Image courtesy of Medtronic
January 29, 2015 — Medtronic revealed new one-year clinical data showing that transcatheter aortic valve replacement (TAVR) with the self-expanding CoreValve System offers advantages in survival and safety compared to surgical aortic valve replacement (SAVR) in high risk aortic stenosis patients who have previously undergone coronary artery bypass grafting (CABG) surgery. This is the first analysis to evaluate a self-expanding valve in prior-CABG patients within a trial of TAVR and SAVR.

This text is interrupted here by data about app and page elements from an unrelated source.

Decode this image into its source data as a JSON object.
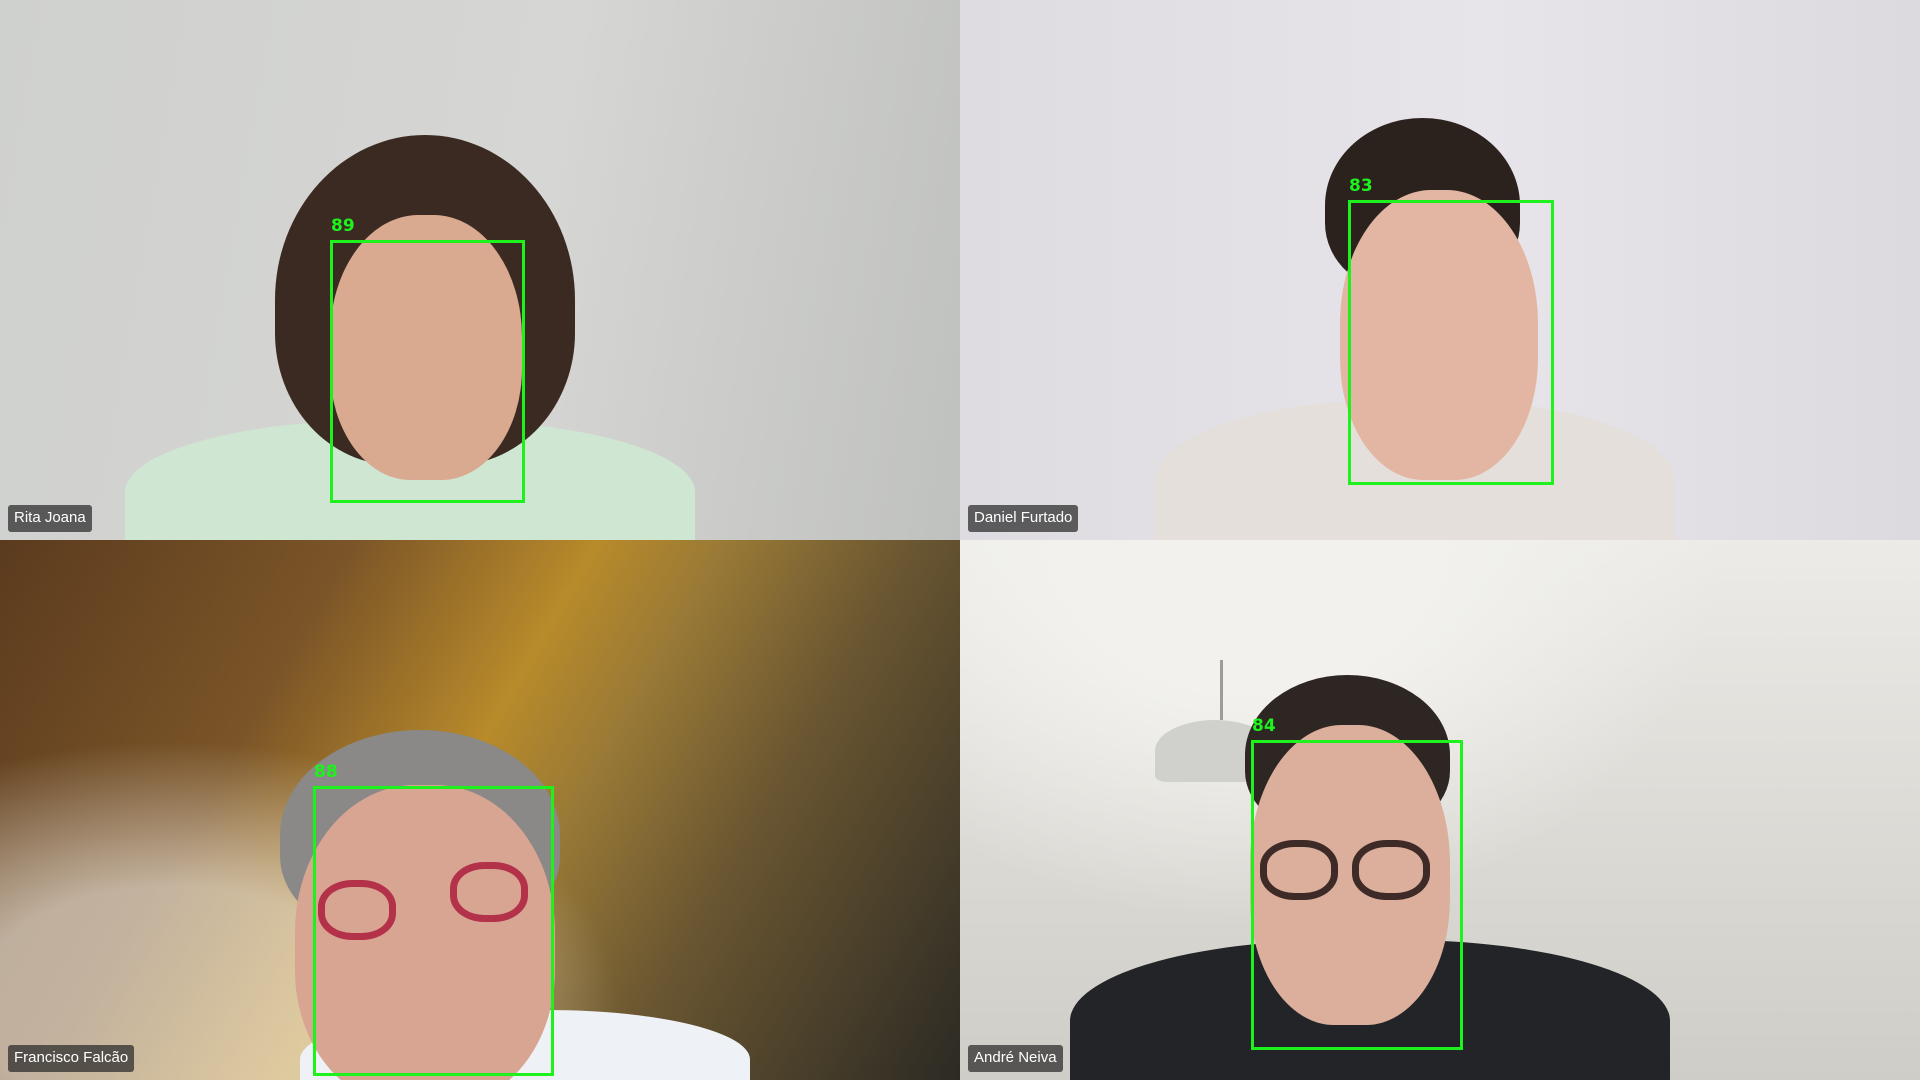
{
  "participants": [
    {
      "name": "Rita Joana",
      "detection_score": "89"
    },
    {
      "name": "Daniel Furtado",
      "detection_score": "83"
    },
    {
      "name": "Francisco Falcão",
      "detection_score": "88"
    },
    {
      "name": "André Neiva",
      "detection_score": "84"
    }
  ],
  "colors": {
    "detection_box": "#1df21d",
    "name_tag_bg": "rgba(40,40,40,0.72)",
    "name_tag_text": "#ffffff"
  }
}
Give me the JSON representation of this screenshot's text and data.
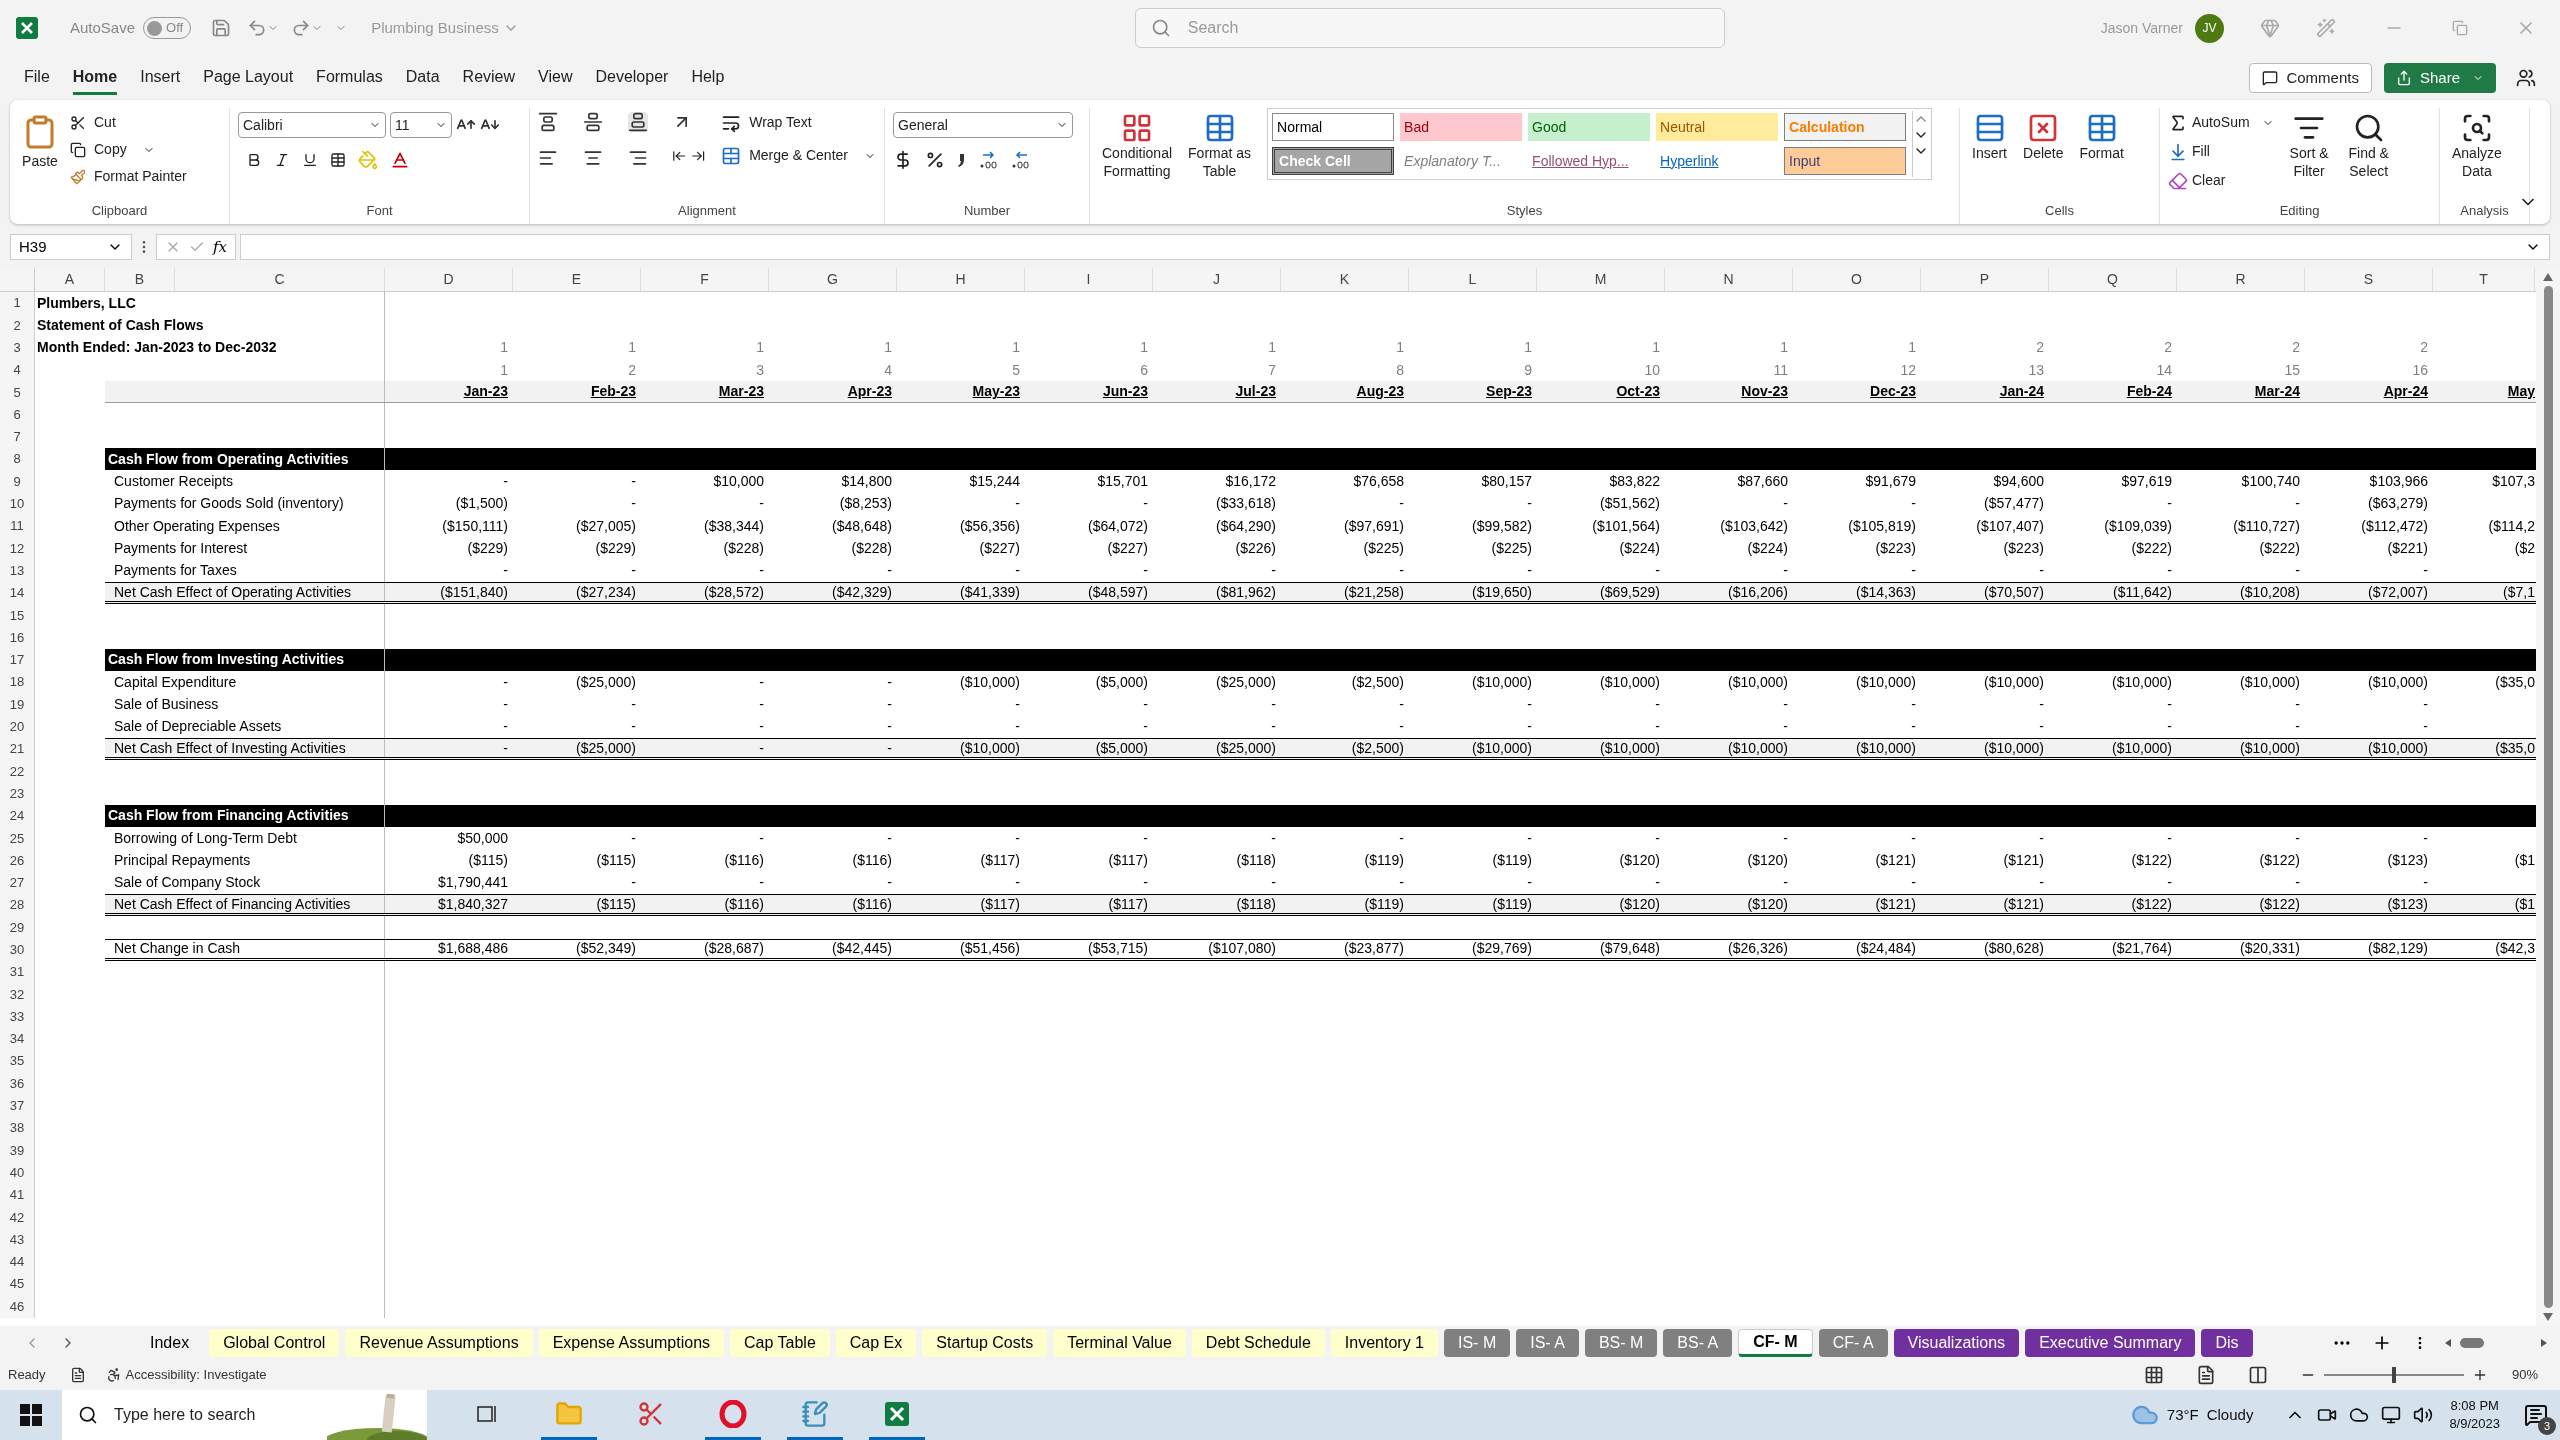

Presented at the 2015 Annual Meeting of The Society of Thoracic Surgeons (STS), the post-hoc sub-analysis of the High Risk Study of the CoreValve U.S. Pivotal Trial included 226 prior-CABG patients who were either treated with TAVR (N=115) or SAVR (N=111).
At one year, there was a significant difference favoring TAVR with CoreValve in the combined primary study endpoint of all-cause mortality or major stroke with an incidence of 11.4 percent in the TAVR group versus 21.8 percent in the SAVR group (p=0.04). Additionally, there was a trend towards a survival advantage for patients who received TAVR with CoreValve compared to SAVR (90.4 percent versus 81.9 percent, respectively; p=0.06) and lower rates of cardiovascular mortality (7.0 percent versus 13.8 percent, respectively; p=0.10).
“Prior to now, the treatment of this patient population has been confounded by the lack of data showing clinical benefit of TAVR versus surgical aortic valve replacement for prior-CABG aortic stenosis patients, who may have increased risks of mortality and morbidity with re-operation.,” said John Conte, M.D., professor of surgery at The Johns Hopkins Hospital who presented the data at STS. “The CoreValve System demonstrated important clinical advantages including faster recovery compared to surgical valve replacement offering heart teams an alternative to open heart surgery for this patient population.”
The analysis also showed reduced complications for patients receiving TAVR versus SAVR at one year, including lower rates of acute kidney injury (5.3 percent versus 16.3 percent; p=0.007), life threatening or disabling bleeding (14.0 percent versus 43.5 percent; p<0.001), as well as lower MACCE with the TAVR-treated patients (17.5 percent versus 28.1 percent, respectively; p=0.05). There was no difference in the overall rates of all stroke (10.6 percent versus 14.3 percent, p=<0.40) or major stroke (8.8 percent versus 6.6 percent; p=<0.54) between the two patient groups
The CoreValve System is available for use in the United States, following U.S. Food and Drug Administration (FDA) approval in 2014 for patients at extreme risk and high risk for surgery. Since receiving CE Mark in 2007, the CoreValve System has been implanted in more than 70,000 patients in more than 60 countries.
For more information: www.medtronic.com